Saturday, July 25, 2009

Stand in the Way of a Revolution - And Die! - Health Care Edition

On Forbes magazine's popular quotations page there was once a quote attributed, in jest I'm sure, to an anonymous French management consultant: "That may work perfectly well in practice," it said, "but it will never work in theory." (paraphrasing) U.S. health care works certainly not perfectly, but much better than it would under the revolutionary proposal being rammed through by House Speaker Nancy Pelosi (D - CA).

Throughout the 20th Century, the success of revolutionary proposals has been hampered by the existence of inconvenient classes of persons. In the Russian Communist Revolution, Ukrainian "kulaks" stood in the way of a glorious modern Moscow. "Fetuses" stood in the way of a Sexual Revolution attempting to dissociate sex from commitment and fecundity.

In the 21st Century, the elderly stand in the way of a revolution in health care. They're just to darn expensive to make health care affordable for "everyone".

In the 20th Century, ideological revolutions mitigated the brake-effects of undesirable classes by giving them euphemistic titles and then killing them. The elderly in the U.S. don't yet have a name I can stick in quotes, but they have a plan for eliminating their brake-effect on the health care revolution - HR 3200, "America's Affordable Health Choices Act of 2009".

OK, that was a little over the top you think? Maybe, but there are enough credible questions about this bill's "end of life" and rationing provisions for the elderly and all Americans to demand Nancy Pelosi give it a fair, open and exhaustive hearing.

Take a look at these:

Wall Street Journal article called "GovernmentCare’s Assault on Seniors" looks at the QALY (quality-adjusted life years) method of denying seniors health care in HR 3200:
The Congressional majority wants to pay for its $1 trillion to $1.6 trillion health bills with new taxes and a $500 billion cut to Medicare. This cut will come just as baby boomers turn 65 and increase Medicare enrollment by 30%. Less money and more patients will necessitate rationing. The Congressional Budget Office estimates that only 1% of Medicare cuts will come from eliminating fraud, waste and abuse.

The assault against seniors began with the stimulus package in February. Slipped into the bill was substantial funding for comparative effectiveness research, which is generally code for limiting care based on the patient’s age. Economists are familiar with the formula, where the cost of a treatment is divided by the number of years (called QALYs, or quality-adjusted life years) that the patient is likely to benefit. In Britain, the formula leads to denying treatments for older patients who have fewer years to benefit from care than younger patients.

When comparative effectiveness research appeared in the stimulus bill, Rep. Charles Boustany Jr., (R., La.) a heart surgeon, warned that it would lead to “denying seniors and the disabled lifesaving care.” He and Sen. Jon Kyl (R., Ariz.) proposed amendments to no avail that would have barred the federal government from using the research to eliminate treatments for the elderly or deny care based on age.

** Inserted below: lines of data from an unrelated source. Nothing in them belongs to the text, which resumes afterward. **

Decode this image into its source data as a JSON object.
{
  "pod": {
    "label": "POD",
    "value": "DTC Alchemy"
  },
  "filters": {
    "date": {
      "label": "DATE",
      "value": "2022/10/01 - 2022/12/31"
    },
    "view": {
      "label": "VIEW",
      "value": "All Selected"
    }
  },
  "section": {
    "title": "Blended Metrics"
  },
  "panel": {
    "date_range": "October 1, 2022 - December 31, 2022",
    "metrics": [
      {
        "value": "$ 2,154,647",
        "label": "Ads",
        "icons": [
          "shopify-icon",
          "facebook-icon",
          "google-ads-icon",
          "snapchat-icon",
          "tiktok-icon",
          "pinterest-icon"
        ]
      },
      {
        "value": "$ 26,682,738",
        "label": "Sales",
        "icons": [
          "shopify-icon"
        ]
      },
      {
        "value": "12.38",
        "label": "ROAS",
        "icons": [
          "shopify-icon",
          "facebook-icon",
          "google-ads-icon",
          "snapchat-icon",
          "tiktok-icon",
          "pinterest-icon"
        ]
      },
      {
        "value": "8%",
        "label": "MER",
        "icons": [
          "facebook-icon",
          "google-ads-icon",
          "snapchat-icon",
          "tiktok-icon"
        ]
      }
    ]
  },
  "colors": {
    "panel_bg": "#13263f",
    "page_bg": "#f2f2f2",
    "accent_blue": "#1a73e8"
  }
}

The rationing system isn't even economically beneficial according to the Journal:
The harshest misconception underlying the legislation is that living longer burdens society. Medicare data prove this is untrue. A patient who dies at 67 spends three times as much on health care at the end of life as a patient who lives to 90, according to Dr. Herbert Pardes, CEO of New York Presbyterian Medical Center.

What is costly is when seniors become disabled. In a 2007 Health Affairs article, researchers reported that surgeries to unclog arteries and replace worn out hips and knees have had a major impact on steadily reducing disability rates. And nondisabled seniors use only one-seventh as much health care as disabled seniors. As a result, the annual increase in per capita health spending on the elderly is less than for the rest of the population.

Also see this article going page through 1017 pages of HR 3200 finding multiple examples of rationing, denial of service and coercion in the bill (ht - The Anchoress), excerpts:
PG 425 Lines 4-12 Government mandates Advance Care Planning Consultations. Think Senior Citizens end of life prodding.

Pg 425 Lines 17-19 Government will instruct & consult regarding living wills, durable powers of attorney. Mandatory!

PG 425 Lines 22-25, 426 Lines 1-3 Government provides approved list of end of life resources, guiding you in how to die.

PG 427 Lines 15-24 Government mandates program for orders for end of life. The Government has a say in how your life ends.

Pg 429 Lines 1-9 An "advanced care planning consultant" will be used frequently as patients’ health deteriorates.

PG 429 Lines 10-12 "advanced care consultation" may include an ORDER for end of life plans. AN ORDER from the Government to end a life!

Pg 429 Lines 13-25 - The Government will specify which Doctors can write an end of life order.

PG 430 Lines 11-15 The Government will decide what level of treatment you will have at end of life.

Finally, when you've read all this, go to American Papist and vote in his poll on whether you support the current form of Obama's health bill. AmP phrases the question right. We need to provide health care for those who can't afford it - that's the teaching of the Church. We don't need the entirely different and counter-productive bill being pushed through Congress right now.